    Heston Blumenthal to cook up a spice odyssey for British astronaut manning the International Space Station

    UK's Major Tum to blast off on a spice odyssey

    Nothing but the best for British astronaut as chef Heston Blumenthal cooks up his rations
    John Harrison's 'longitude' clock sets new record - 300 years on

    ‘Longitude’ clock sets new record - 300 years on

    Greenwich horologists celebrate as it keeps to within a second of real time over a 100-day test
    Fears in the US of being outgunned in the vital propaganda wars by Russia, China - and even Isis - have prompted a rethink on overseas broadcasters

    Let the propaganda wars begin - again

    'Accurate, objective, comprehensive': that was Voice of America's creed, but now its masters want it to promote US policy, reports Rupert Cornwell
    Why Japan's incredible long-distance runners will never win the London Marathon

    Japan's incredible long-distance runners

    Every year, Japanese long-distance runners post some of the world's fastest times – yet, come next weekend, not a single elite competitor from the country will be at the London Marathon
    Why does Tom Drury remain the greatest writer you've never heard of?

    Tom Drury: The quiet American

    His debut was considered one of the finest novels of the past 50 years, and he is every bit the equal of his contemporaries, Jonathan Franzen, Dave Eggers and David Foster Wallace
    You should judge a person by how they peel a potato

    You should judge a person by how they peel a potato

    Dave Hax's domestic tips are reminiscent of George Orwell's tea routine.
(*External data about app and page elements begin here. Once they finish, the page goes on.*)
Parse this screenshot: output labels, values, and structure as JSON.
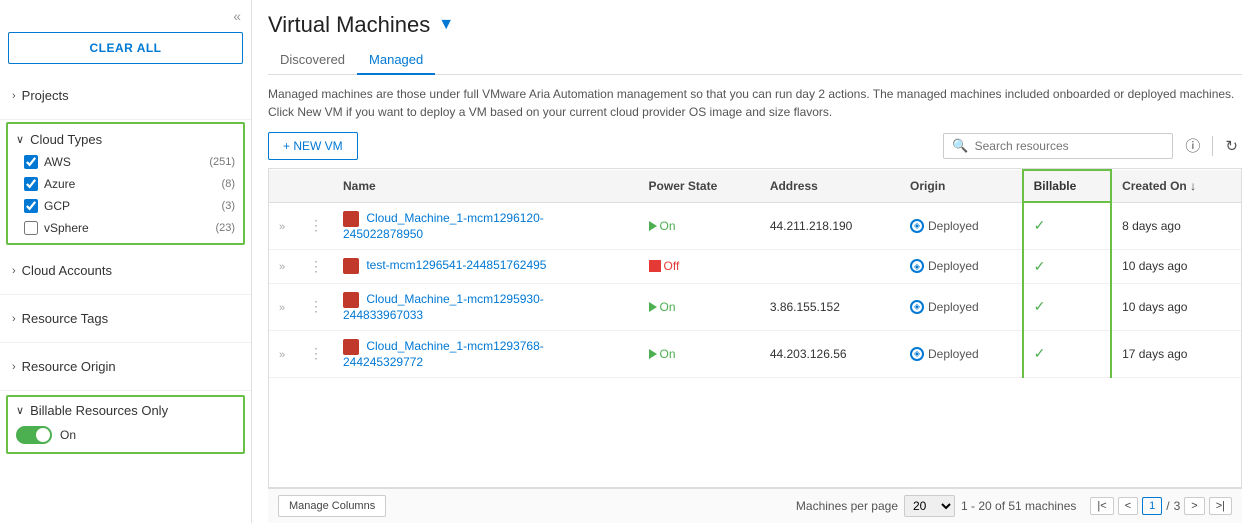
{
  "sidebar": {
    "collapse_label": "«",
    "clear_all_label": "CLEAR ALL",
    "projects_label": "Projects",
    "cloud_types": {
      "label": "Cloud Types",
      "items": [
        {
          "name": "AWS",
          "count": "(251)",
          "checked": true
        },
        {
          "name": "Azure",
          "count": "(8)",
          "checked": true
        },
        {
          "name": "GCP",
          "count": "(3)",
          "checked": true
        },
        {
          "name": "vSphere",
          "count": "(23)",
          "checked": false
        }
      ]
    },
    "cloud_accounts_label": "Cloud Accounts",
    "resource_tags_label": "Resource Tags",
    "resource_origin_label": "Resource Origin",
    "billable_resources": {
      "label": "Billable Resources Only",
      "toggle_on": true,
      "toggle_label": "On"
    }
  },
  "header": {
    "title": "Virtual Machines",
    "tabs": [
      {
        "label": "Discovered",
        "active": false
      },
      {
        "label": "Managed",
        "active": true
      }
    ],
    "description": "Managed machines are those under full VMware Aria Automation management so that you can run day 2 actions. The managed machines included onboarded or deployed machines. Click New VM if you want to deploy a VM based on your current cloud provider OS image and size flavors."
  },
  "toolbar": {
    "new_vm_label": "+ NEW VM",
    "search_placeholder": "Search resources",
    "info_icon": "ⓘ",
    "refresh_icon": "↻"
  },
  "table": {
    "columns": [
      {
        "key": "name",
        "label": "Name"
      },
      {
        "key": "power_state",
        "label": "Power State"
      },
      {
        "key": "address",
        "label": "Address"
      },
      {
        "key": "origin",
        "label": "Origin"
      },
      {
        "key": "billable",
        "label": "Billable"
      },
      {
        "key": "created_on",
        "label": "Created On"
      }
    ],
    "rows": [
      {
        "name": "Cloud_Machine_1-mcm1296120-245022878950",
        "power_state": "On",
        "power_on": true,
        "address": "44.211.218.190",
        "origin": "Deployed",
        "billable": true,
        "created_on": "8 days ago"
      },
      {
        "name": "test-mcm1296541-244851762495",
        "power_state": "Off",
        "power_on": false,
        "address": "",
        "origin": "Deployed",
        "billable": true,
        "created_on": "10 days ago"
      },
      {
        "name": "Cloud_Machine_1-mcm1295930-244833967033",
        "power_state": "On",
        "power_on": true,
        "address": "3.86.155.152",
        "origin": "Deployed",
        "billable": true,
        "created_on": "10 days ago"
      },
      {
        "name": "Cloud_Machine_1-mcm1293768-244245329772",
        "power_state": "On",
        "power_on": true,
        "address": "44.203.126.56",
        "origin": "Deployed",
        "billable": true,
        "created_on": "17 days ago"
      }
    ]
  },
  "footer": {
    "manage_cols_label": "Manage Columns",
    "per_page_label": "Machines per page",
    "per_page_value": "20",
    "range_label": "1 - 20 of 51 machines",
    "current_page": "1",
    "total_pages": "3"
  }
}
The world might need revolution, but we like to sweat the small stuff, says DJ Taylor
    Beige is back: The drab car colours of the 1970s are proving popular again

    Beige to the future

    Flares and flounce are back on catwalks but a revival in ’70s car paintjobs was a stack-heeled step too far – until now
    Bill Granger recipes: Our chef's dishes highlight the delicate essence of fresh cheeses

    Bill Granger cooks with fresh cheeses

    More delicate on the palate, milder, fresh cheeses can also be kinder to the waistline
    Aston Villa vs Liverpool: 'This FA Cup run has been wonderful,' says veteran Shay Given

    Shay Given: 'This FA Cup run has been wonderful'

    The Villa keeper has been overlooked for a long time and has unhappy memories of the national stadium – but he is savouring his chance to play at Wembley
    Timeless drama of Championship race in league of its own - Michael Calvin

    Michael Calvin's Last Word

    Timeless drama of Championship race in league of its own